> _Entries supplied_:
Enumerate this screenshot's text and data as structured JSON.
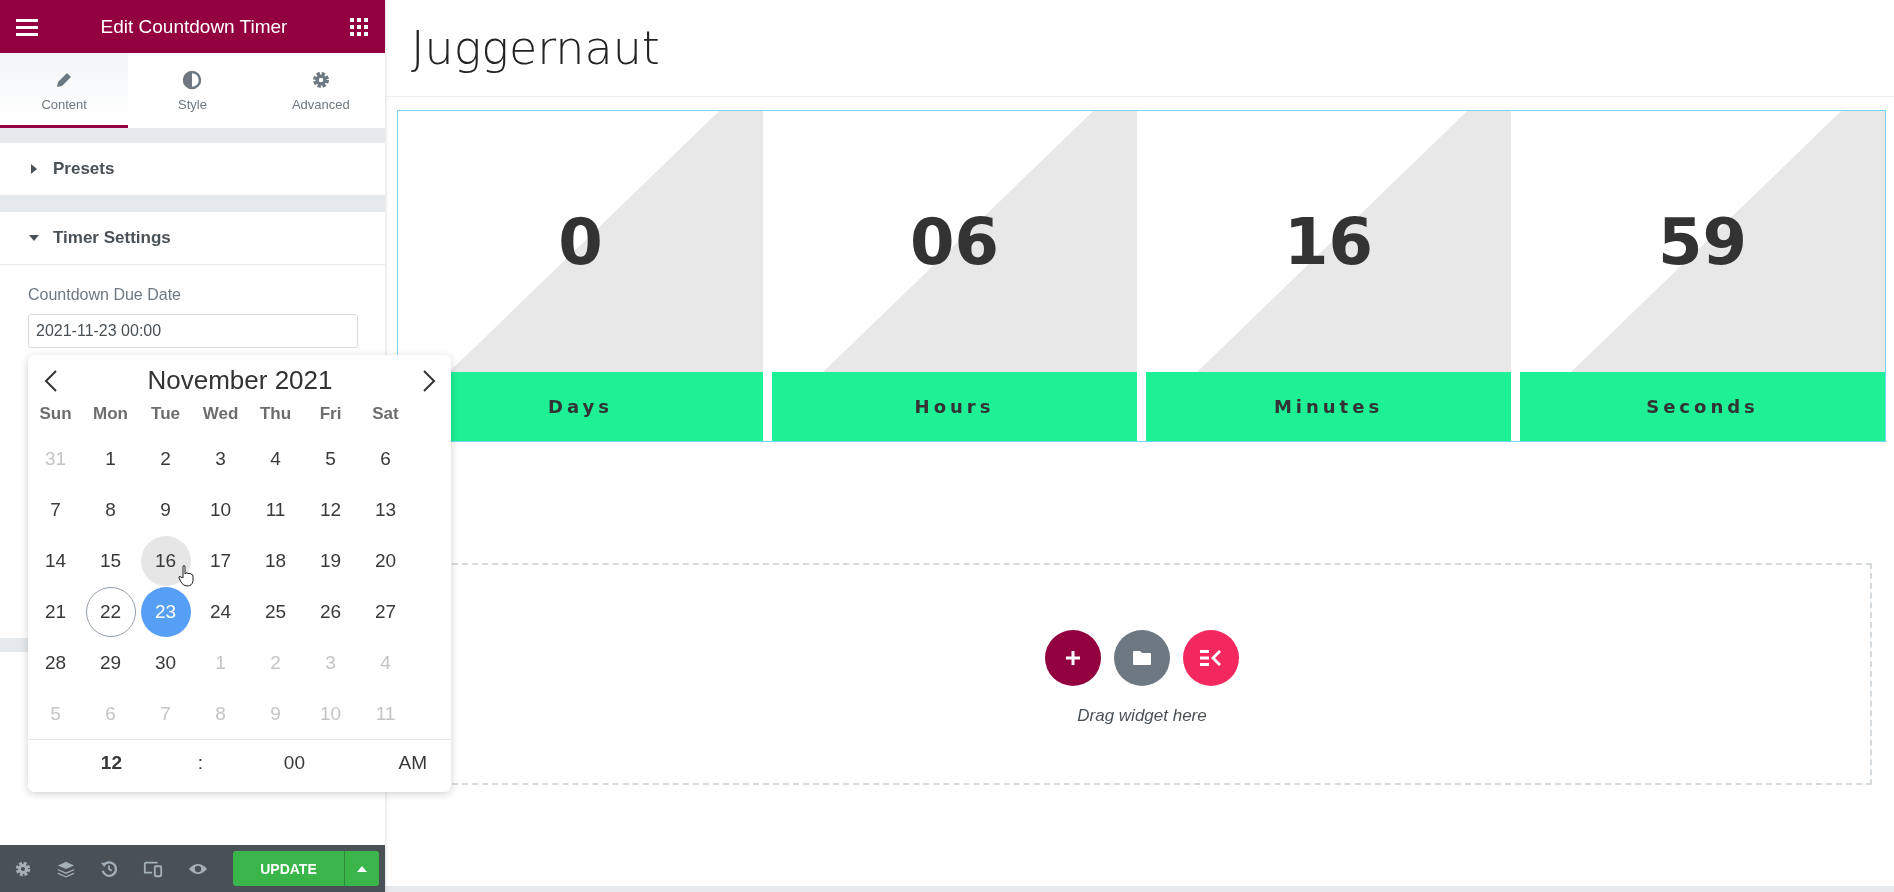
{
  "panel": {
    "title": "Edit Countdown Timer",
    "tabs": [
      {
        "label": "Content",
        "selected": true
      },
      {
        "label": "Style",
        "selected": false
      },
      {
        "label": "Advanced",
        "selected": false
      }
    ],
    "sections": [
      {
        "title": "Presets",
        "expanded": false
      },
      {
        "title": "Timer Settings",
        "expanded": true
      }
    ],
    "field": {
      "label": "Countdown Due Date",
      "value": "2021-11-23 00:00"
    },
    "update_button": "UPDATE"
  },
  "datepicker": {
    "month": "November 2021",
    "weekdays": [
      "Sun",
      "Mon",
      "Tue",
      "Wed",
      "Thu",
      "Fri",
      "Sat"
    ],
    "days": [
      {
        "day": "31",
        "other_month": true,
        "selected": false,
        "today": false,
        "hovered": false
      },
      {
        "day": "1",
        "other_month": false,
        "selected": false,
        "today": false,
        "hovered": false
      },
      {
        "day": "2",
        "other_month": false,
        "selected": false,
        "today": false,
        "hovered": false
      },
      {
        "day": "3",
        "other_month": false,
        "selected": false,
        "today": false,
        "hovered": false
      },
      {
        "day": "4",
        "other_month": false,
        "selected": false,
        "today": false,
        "hovered": false
      },
      {
        "day": "5",
        "other_month": false,
        "selected": false,
        "today": false,
        "hovered": false
      },
      {
        "day": "6",
        "other_month": false,
        "selected": false,
        "today": false,
        "hovered": false
      },
      {
        "day": "7",
        "other_month": false,
        "selected": false,
        "today": false,
        "hovered": false
      },
      {
        "day": "8",
        "other_month": false,
        "selected": false,
        "today": false,
        "hovered": false
      },
      {
        "day": "9",
        "other_month": false,
        "selected": false,
        "today": false,
        "hovered": false
      },
      {
        "day": "10",
        "other_month": false,
        "selected": false,
        "today": false,
        "hovered": false
      },
      {
        "day": "11",
        "other_month": false,
        "selected": false,
        "today": false,
        "hovered": false
      },
      {
        "day": "12",
        "other_month": false,
        "selected": false,
        "today": false,
        "hovered": false
      },
      {
        "day": "13",
        "other_month": false,
        "selected": false,
        "today": false,
        "hovered": false
      },
      {
        "day": "14",
        "other_month": false,
        "selected": false,
        "today": false,
        "hovered": false
      },
      {
        "day": "15",
        "other_month": false,
        "selected": false,
        "today": false,
        "hovered": false
      },
      {
        "day": "16",
        "other_month": false,
        "selected": false,
        "today": false,
        "hovered": true
      },
      {
        "day": "17",
        "other_month": false,
        "selected": false,
        "today": false,
        "hovered": false
      },
      {
        "day": "18",
        "other_month": false,
        "selected": false,
        "today": false,
        "hovered": false
      },
      {
        "day": "19",
        "other_month": false,
        "selected": false,
        "today": false,
        "hovered": false
      },
      {
        "day": "20",
        "other_month": false,
        "selected": false,
        "today": false,
        "hovered": false
      },
      {
        "day": "21",
        "other_month": false,
        "selected": false,
        "today": false,
        "hovered": false
      },
      {
        "day": "22",
        "other_month": false,
        "selected": false,
        "today": true,
        "hovered": false
      },
      {
        "day": "23",
        "other_month": false,
        "selected": true,
        "today": false,
        "hovered": false
      },
      {
        "day": "24",
        "other_month": false,
        "selected": false,
        "today": false,
        "hovered": false
      },
      {
        "day": "25",
        "other_month": false,
        "selected": false,
        "today": false,
        "hovered": false
      },
      {
        "day": "26",
        "other_month": false,
        "selected": false,
        "today": false,
        "hovered": false
      },
      {
        "day": "27",
        "other_month": false,
        "selected": false,
        "today": false,
        "hovered": false
      },
      {
        "day": "28",
        "other_month": false,
        "selected": false,
        "today": false,
        "hovered": false
      },
      {
        "day": "29",
        "other_month": false,
        "selected": false,
        "today": false,
        "hovered": false
      },
      {
        "day": "30",
        "other_month": false,
        "selected": false,
        "today": false,
        "hovered": false
      },
      {
        "day": "1",
        "other_month": true,
        "selected": false,
        "today": false,
        "hovered": false
      },
      {
        "day": "2",
        "other_month": true,
        "selected": false,
        "today": false,
        "hovered": false
      },
      {
        "day": "3",
        "other_month": true,
        "selected": false,
        "today": false,
        "hovered": false
      },
      {
        "day": "4",
        "other_month": true,
        "selected": false,
        "today": false,
        "hovered": false
      },
      {
        "day": "5",
        "other_month": true,
        "selected": false,
        "today": false,
        "hovered": false
      },
      {
        "day": "6",
        "other_month": true,
        "selected": false,
        "today": false,
        "hovered": false
      },
      {
        "day": "7",
        "other_month": true,
        "selected": false,
        "today": false,
        "hovered": false
      },
      {
        "day": "8",
        "other_month": true,
        "selected": false,
        "today": false,
        "hovered": false
      },
      {
        "day": "9",
        "other_month": true,
        "selected": false,
        "today": false,
        "hovered": false
      },
      {
        "day": "10",
        "other_month": true,
        "selected": false,
        "today": false,
        "hovered": false
      },
      {
        "day": "11",
        "other_month": true,
        "selected": false,
        "today": false,
        "hovered": false
      }
    ],
    "time": {
      "hour": "12",
      "separator": ":",
      "minute": "00",
      "period": "AM"
    }
  },
  "page": {
    "title": "Juggernaut",
    "countdown": [
      {
        "value": "0",
        "label": "Days"
      },
      {
        "value": "06",
        "label": "Hours"
      },
      {
        "value": "16",
        "label": "Minutes"
      },
      {
        "value": "59",
        "label": "Seconds"
      }
    ],
    "drop_zone": {
      "hint": "Drag widget here"
    }
  }
}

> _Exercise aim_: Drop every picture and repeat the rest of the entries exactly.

> _Written solution_:
Enumerate this screenshot's text and data as structured JSON.
{
  "panel": {
    "title": "Edit Countdown Timer",
    "tabs": [
      {
        "label": "Content",
        "selected": true
      },
      {
        "label": "Style",
        "selected": false
      },
      {
        "label": "Advanced",
        "selected": false
      }
    ],
    "sections": [
      {
        "title": "Presets",
        "expanded": false
      },
      {
        "title": "Timer Settings",
        "expanded": true
      }
    ],
    "field": {
      "label": "Countdown Due Date",
      "value": "2021-11-23 00:00"
    },
    "update_button": "UPDATE"
  },
  "datepicker": {
    "month": "November 2021",
    "weekdays": [
      "Sun",
      "Mon",
      "Tue",
      "Wed",
      "Thu",
      "Fri",
      "Sat"
    ],
    "days": [
      {
        "day": "31",
        "other_month": true,
        "selected": false,
        "today": false,
        "hovered": false
      },
      {
        "day": "1",
        "other_month": false,
        "selected": false,
        "today": false,
        "hovered": false
      },
      {
        "day": "2",
        "other_month": false,
        "selected": false,
        "today": false,
        "hovered": false
      },
      {
        "day": "3",
        "other_month": false,
        "selected": false,
        "today": false,
        "hovered": false
      },
      {
        "day": "4",
        "other_month": false,
        "selected": false,
        "today": false,
        "hovered": false
      },
      {
        "day": "5",
        "other_month": false,
        "selected": false,
        "today": false,
        "hovered": false
      },
      {
        "day": "6",
        "other_month": false,
        "selected": false,
        "today": false,
        "hovered": false
      },
      {
        "day": "7",
        "other_month": false,
        "selected": false,
        "today": false,
        "hovered": false
      },
      {
        "day": "8",
        "other_month": false,
        "selected": false,
        "today": false,
        "hovered": false
      },
      {
        "day": "9",
        "other_month": false,
        "selected": false,
        "today": false,
        "hovered": false
      },
      {
        "day": "10",
        "other_month": false,
        "selected": false,
        "today": false,
        "hovered": false
      },
      {
        "day": "11",
        "other_month": false,
        "selected": false,
        "today": false,
        "hovered": false
      },
      {
        "day": "12",
        "other_month": false,
        "selected": false,
        "today": false,
        "hovered": false
      },
      {
        "day": "13",
        "other_month": false,
        "selected": false,
        "today": false,
        "hovered": false
      },
      {
        "day": "14",
        "other_month": false,
        "selected": false,
        "today": false,
        "hovered": false
      },
      {
        "day": "15",
        "other_month": false,
        "selected": false,
        "today": false,
        "hovered": false
      },
      {
        "day": "16",
        "other_month": false,
        "selected": false,
        "today": false,
        "hovered": true
      },
      {
        "day": "17",
        "other_month": false,
        "selected": false,
        "today": false,
        "hovered": false
      },
      {
        "day": "18",
        "other_month": false,
        "selected": false,
        "today": false,
        "hovered": false
      },
      {
        "day": "19",
        "other_month": false,
        "selected": false,
        "today": false,
        "hovered": false
      },
      {
        "day": "20",
        "other_month": false,
        "selected": false,
        "today": false,
        "hovered": false
      },
      {
        "day": "21",
        "other_month": false,
        "selected": false,
        "today": false,
        "hovered": false
      },
      {
        "day": "22",
        "other_month": false,
        "selected": false,
        "today": true,
        "hovered": false
      },
      {
        "day": "23",
        "other_month": false,
        "selected": true,
        "today": false,
        "hovered": false
      },
      {
        "day": "24",
        "other_month": false,
        "selected": false,
        "today": false,
        "hovered": false
      },
      {
        "day": "25",
        "other_month": false,
        "selected": false,
        "today": false,
        "hovered": false
      },
      {
        "day": "26",
        "other_month": false,
        "selected": false,
        "today": false,
        "hovered": false
      },
      {
        "day": "27",
        "other_month": false,
        "selected": false,
        "today": false,
        "hovered": false
      },
      {
        "day": "28",
        "other_month": false,
        "selected": false,
        "today": false,
        "hovered": false
      },
      {
        "day": "29",
        "other_month": false,
        "selected": false,
        "today": false,
        "hovered": false
      },
      {
        "day": "30",
        "other_month": false,
        "selected": false,
        "today": false,
        "hovered": false
      },
      {
        "day": "1",
        "other_month": true,
        "selected": false,
        "today": false,
        "hovered": false
      },
      {
        "day": "2",
        "other_month": true,
        "selected": false,
        "today": false,
        "hovered": false
      },
      {
        "day": "3",
        "other_month": true,
        "selected": false,
        "today": false,
        "hovered": false
      },
      {
        "day": "4",
        "other_month": true,
        "selected": false,
        "today": false,
        "hovered": false
      },
      {
        "day": "5",
        "other_month": true,
        "selected": false,
        "today": false,
        "hovered": false
      },
      {
        "day": "6",
        "other_month": true,
        "selected": false,
        "today": false,
        "hovered": false
      },
      {
        "day": "7",
        "other_month": true,
        "selected": false,
        "today": false,
        "hovered": false
      },
      {
        "day": "8",
        "other_month": true,
        "selected": false,
        "today": false,
        "hovered": false
      },
      {
        "day": "9",
        "other_month": true,
        "selected": false,
        "today": false,
        "hovered": false
      },
      {
        "day": "10",
        "other_month": true,
        "selected": false,
        "today": false,
        "hovered": false
      },
      {
        "day": "11",
        "other_month": true,
        "selected": false,
        "today": false,
        "hovered": false
      }
    ],
    "time": {
      "hour": "12",
      "separator": ":",
      "minute": "00",
      "period": "AM"
    }
  },
  "page": {
    "title": "Juggernaut",
    "countdown": [
      {
        "value": "0",
        "label": "Days"
      },
      {
        "value": "06",
        "label": "Hours"
      },
      {
        "value": "16",
        "label": "Minutes"
      },
      {
        "value": "59",
        "label": "Seconds"
      }
    ],
    "drop_zone": {
      "hint": "Drag widget here"
    }
  }
}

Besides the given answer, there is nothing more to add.